(Items from an interface collection)
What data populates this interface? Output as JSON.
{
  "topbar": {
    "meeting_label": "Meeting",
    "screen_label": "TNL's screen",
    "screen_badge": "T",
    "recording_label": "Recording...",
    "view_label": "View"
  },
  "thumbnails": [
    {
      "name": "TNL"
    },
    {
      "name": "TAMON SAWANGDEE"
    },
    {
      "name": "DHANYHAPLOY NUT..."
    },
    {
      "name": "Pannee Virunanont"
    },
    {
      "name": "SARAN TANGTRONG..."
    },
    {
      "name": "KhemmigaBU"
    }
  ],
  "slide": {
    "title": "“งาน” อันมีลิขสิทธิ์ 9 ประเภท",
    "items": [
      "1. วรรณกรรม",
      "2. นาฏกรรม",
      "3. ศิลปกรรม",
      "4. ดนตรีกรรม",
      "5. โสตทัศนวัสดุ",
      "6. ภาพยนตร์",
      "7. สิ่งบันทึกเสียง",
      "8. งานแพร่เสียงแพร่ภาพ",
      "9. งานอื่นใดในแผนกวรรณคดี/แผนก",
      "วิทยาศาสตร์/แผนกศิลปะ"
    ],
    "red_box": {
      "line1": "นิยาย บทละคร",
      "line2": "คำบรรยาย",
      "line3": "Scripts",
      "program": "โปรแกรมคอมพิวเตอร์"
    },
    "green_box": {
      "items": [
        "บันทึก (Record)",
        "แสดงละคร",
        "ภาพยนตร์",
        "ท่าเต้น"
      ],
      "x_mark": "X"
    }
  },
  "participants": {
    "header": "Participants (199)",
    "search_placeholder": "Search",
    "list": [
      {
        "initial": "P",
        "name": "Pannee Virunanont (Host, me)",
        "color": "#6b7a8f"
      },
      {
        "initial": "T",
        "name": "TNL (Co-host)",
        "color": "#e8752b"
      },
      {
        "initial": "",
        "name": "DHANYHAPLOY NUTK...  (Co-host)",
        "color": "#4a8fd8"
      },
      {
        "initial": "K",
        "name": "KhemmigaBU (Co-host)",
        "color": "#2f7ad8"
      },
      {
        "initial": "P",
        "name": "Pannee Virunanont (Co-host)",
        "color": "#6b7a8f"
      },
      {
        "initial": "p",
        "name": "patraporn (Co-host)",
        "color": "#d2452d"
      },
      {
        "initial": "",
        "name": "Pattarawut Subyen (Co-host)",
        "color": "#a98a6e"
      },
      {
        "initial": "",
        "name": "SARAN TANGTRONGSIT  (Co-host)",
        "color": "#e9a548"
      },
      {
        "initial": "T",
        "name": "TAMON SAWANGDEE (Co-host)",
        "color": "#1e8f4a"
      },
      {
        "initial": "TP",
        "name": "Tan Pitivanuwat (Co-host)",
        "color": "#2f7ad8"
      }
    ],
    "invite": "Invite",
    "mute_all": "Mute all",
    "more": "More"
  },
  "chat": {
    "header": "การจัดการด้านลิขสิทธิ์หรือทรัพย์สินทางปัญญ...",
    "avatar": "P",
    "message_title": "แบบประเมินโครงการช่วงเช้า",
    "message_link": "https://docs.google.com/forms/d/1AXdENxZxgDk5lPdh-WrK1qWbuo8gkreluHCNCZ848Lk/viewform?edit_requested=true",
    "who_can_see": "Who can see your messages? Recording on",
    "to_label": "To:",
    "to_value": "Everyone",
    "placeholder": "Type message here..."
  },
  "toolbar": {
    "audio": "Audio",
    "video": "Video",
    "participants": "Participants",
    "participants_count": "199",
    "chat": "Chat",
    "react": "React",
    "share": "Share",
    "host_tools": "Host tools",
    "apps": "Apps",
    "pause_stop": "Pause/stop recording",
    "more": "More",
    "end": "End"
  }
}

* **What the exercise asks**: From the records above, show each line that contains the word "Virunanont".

* **Your response**:
      "name": "Pannee Virunanont"
        "name": "Pannee Virunanont (Host, me)",
        "name": "Pannee Virunanont (Co-host)",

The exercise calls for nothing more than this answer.